Interface dataset entries —

===

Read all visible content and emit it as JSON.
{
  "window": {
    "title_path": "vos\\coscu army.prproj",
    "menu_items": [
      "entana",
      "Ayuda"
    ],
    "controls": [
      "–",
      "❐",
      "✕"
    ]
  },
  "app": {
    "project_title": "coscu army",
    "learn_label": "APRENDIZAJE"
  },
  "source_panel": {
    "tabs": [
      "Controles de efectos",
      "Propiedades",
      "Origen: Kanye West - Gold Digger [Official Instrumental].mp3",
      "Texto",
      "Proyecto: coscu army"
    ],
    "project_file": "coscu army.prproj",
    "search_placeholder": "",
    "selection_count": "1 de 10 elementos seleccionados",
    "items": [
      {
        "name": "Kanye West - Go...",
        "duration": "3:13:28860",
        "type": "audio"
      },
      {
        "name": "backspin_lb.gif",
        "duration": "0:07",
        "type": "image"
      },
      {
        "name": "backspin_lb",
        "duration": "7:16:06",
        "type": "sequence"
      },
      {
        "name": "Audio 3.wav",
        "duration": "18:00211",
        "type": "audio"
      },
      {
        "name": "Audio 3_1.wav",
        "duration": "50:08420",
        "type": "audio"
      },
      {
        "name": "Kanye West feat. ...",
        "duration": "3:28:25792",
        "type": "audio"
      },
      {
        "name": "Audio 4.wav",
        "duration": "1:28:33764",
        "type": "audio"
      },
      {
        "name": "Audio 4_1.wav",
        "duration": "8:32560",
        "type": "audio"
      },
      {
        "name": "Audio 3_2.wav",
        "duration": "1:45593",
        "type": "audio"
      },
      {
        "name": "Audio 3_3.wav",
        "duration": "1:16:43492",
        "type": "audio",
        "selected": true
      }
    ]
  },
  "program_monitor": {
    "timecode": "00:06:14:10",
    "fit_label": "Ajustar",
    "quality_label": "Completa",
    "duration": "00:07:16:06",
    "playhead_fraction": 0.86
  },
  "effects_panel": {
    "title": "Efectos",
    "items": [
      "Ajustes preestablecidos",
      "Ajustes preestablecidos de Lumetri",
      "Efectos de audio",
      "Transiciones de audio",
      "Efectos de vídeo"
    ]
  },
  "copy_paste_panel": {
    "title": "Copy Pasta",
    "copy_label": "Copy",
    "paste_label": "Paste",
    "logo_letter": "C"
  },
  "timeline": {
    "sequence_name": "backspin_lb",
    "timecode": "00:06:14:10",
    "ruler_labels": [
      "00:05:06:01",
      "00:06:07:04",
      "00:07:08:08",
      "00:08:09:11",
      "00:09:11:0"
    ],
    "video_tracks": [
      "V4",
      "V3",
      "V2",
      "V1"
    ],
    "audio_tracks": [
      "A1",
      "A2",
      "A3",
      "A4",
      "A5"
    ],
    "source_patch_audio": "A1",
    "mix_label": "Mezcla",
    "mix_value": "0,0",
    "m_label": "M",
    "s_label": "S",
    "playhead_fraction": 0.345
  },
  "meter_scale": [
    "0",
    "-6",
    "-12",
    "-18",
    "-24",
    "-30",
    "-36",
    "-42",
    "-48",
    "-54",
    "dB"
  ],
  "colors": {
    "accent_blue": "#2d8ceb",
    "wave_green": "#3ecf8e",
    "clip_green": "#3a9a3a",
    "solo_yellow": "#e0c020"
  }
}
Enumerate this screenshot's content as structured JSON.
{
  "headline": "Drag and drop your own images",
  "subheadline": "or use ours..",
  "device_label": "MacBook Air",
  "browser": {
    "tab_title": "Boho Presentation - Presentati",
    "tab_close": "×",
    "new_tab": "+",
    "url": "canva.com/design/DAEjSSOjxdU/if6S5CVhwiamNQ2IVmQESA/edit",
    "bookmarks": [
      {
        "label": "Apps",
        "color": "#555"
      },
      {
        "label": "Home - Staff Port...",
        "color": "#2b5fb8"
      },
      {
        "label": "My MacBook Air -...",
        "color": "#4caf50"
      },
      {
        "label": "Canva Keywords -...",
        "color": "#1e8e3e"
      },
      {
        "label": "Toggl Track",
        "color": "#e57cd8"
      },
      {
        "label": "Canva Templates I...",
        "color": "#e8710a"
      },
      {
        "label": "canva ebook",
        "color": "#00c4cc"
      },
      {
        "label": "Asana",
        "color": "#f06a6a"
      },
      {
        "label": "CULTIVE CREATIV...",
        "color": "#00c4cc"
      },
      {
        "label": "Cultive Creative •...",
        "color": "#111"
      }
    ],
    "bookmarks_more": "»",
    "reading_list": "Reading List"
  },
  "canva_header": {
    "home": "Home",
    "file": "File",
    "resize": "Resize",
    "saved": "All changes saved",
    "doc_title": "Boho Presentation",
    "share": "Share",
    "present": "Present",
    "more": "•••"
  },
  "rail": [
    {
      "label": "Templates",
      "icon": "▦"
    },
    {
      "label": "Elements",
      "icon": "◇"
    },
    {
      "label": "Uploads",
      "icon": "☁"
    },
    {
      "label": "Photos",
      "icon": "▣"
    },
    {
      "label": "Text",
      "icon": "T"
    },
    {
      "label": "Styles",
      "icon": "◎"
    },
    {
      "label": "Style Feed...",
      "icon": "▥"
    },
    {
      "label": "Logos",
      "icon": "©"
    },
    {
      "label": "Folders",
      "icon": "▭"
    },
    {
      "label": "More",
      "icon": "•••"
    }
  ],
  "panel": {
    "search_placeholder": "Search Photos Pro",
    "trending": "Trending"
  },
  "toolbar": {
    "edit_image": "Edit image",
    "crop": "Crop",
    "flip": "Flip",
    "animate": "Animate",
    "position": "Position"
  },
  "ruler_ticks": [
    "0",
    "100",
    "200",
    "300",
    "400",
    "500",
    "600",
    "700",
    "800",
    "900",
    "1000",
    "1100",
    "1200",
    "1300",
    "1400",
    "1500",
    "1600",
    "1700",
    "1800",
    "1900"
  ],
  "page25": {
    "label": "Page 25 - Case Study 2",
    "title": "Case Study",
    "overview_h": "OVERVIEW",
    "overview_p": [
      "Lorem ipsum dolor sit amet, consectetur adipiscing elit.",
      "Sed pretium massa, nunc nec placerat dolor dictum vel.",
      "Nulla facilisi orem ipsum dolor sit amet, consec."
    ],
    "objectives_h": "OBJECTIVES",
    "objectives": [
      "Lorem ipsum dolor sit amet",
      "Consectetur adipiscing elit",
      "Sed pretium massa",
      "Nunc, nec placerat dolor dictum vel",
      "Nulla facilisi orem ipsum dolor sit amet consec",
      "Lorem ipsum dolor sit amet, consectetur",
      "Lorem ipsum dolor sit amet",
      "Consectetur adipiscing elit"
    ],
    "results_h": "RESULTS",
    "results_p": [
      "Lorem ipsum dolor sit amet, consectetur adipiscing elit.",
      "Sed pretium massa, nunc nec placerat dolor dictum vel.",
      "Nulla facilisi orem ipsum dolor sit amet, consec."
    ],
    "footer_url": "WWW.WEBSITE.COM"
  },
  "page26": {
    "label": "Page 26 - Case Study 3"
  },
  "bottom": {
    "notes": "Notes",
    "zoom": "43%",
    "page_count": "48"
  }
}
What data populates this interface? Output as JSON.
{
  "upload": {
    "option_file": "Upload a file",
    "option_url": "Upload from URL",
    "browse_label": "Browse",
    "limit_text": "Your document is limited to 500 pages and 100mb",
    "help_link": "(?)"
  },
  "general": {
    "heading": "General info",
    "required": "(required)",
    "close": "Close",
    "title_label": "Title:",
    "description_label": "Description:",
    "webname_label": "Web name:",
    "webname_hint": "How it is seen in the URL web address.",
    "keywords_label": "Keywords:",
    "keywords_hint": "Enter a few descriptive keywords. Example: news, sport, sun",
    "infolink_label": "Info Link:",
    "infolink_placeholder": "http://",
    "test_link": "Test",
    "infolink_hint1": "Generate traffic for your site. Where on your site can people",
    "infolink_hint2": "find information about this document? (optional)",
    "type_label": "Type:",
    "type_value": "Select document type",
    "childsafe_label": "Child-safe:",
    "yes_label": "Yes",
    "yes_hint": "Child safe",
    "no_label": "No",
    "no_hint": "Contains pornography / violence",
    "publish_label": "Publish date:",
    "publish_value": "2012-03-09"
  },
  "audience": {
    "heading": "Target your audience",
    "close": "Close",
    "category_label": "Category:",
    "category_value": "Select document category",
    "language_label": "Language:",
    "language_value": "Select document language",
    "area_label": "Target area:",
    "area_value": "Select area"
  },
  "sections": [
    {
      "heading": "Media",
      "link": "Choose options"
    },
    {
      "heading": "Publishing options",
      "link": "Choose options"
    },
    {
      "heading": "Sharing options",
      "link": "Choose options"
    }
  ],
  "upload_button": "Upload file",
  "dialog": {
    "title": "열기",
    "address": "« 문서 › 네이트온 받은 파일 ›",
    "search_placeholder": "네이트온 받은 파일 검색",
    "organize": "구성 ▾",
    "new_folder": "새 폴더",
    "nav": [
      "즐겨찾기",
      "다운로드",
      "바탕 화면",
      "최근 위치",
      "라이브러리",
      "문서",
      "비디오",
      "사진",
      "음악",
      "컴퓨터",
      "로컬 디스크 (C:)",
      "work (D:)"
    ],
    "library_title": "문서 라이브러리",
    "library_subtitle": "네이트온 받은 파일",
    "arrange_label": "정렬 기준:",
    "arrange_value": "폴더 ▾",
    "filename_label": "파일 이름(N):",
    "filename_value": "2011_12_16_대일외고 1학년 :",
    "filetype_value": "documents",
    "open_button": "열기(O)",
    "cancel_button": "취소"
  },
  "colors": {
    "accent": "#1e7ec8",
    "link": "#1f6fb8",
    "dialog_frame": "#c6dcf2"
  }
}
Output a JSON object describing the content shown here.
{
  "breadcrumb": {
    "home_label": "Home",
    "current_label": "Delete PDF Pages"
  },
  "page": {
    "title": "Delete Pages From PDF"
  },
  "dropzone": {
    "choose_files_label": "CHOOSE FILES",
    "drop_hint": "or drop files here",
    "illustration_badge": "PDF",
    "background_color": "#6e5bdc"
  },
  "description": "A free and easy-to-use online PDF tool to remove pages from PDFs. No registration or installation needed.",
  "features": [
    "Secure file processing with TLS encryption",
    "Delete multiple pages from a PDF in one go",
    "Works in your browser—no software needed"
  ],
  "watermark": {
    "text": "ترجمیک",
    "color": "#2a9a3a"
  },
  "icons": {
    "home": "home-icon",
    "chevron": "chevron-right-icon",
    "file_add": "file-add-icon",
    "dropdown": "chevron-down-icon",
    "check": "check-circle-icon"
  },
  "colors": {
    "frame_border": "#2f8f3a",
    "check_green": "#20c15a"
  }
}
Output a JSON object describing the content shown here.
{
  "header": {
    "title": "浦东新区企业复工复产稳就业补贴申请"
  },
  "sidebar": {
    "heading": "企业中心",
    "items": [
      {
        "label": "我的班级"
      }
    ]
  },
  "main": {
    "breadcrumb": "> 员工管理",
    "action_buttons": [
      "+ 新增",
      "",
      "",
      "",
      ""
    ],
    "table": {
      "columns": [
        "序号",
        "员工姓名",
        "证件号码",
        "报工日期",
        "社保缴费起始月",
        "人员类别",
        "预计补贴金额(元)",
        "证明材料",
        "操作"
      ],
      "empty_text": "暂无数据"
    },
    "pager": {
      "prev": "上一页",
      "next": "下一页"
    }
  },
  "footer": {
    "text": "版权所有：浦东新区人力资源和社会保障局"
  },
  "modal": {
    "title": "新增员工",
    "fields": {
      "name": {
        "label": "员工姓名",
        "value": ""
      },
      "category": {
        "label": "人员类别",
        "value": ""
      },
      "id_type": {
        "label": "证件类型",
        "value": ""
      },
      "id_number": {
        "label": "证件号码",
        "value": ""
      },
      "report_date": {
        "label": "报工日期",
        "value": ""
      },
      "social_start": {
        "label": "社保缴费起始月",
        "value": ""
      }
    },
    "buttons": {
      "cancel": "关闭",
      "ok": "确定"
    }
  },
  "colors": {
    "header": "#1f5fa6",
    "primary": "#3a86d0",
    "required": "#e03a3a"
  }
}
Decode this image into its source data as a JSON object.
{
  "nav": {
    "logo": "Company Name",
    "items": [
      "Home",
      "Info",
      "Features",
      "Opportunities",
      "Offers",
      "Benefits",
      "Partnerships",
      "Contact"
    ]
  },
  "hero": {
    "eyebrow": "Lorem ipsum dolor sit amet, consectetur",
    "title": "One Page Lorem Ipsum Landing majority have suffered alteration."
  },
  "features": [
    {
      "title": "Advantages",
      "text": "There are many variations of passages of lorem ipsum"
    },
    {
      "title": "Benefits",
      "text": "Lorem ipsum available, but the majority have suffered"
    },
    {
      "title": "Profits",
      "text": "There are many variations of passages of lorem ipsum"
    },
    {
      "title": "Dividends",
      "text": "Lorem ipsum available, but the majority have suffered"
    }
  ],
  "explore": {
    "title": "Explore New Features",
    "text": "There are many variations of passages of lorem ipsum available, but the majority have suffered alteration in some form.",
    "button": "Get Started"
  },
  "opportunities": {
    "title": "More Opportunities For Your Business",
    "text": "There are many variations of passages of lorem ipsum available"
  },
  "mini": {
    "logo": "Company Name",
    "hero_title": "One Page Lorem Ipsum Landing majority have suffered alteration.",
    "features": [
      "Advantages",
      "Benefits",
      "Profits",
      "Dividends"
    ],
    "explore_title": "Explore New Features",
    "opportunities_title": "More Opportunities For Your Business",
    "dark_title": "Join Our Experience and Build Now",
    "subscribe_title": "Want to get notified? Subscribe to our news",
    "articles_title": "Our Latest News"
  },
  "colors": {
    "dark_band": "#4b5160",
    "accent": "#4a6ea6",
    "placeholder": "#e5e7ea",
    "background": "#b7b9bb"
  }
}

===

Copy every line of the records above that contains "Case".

YOUR RESPONSE —
    "label": "Page 25 - Case Study 2",
    "title": "Case Study",
    "label": "Page 26 - Case Study 3"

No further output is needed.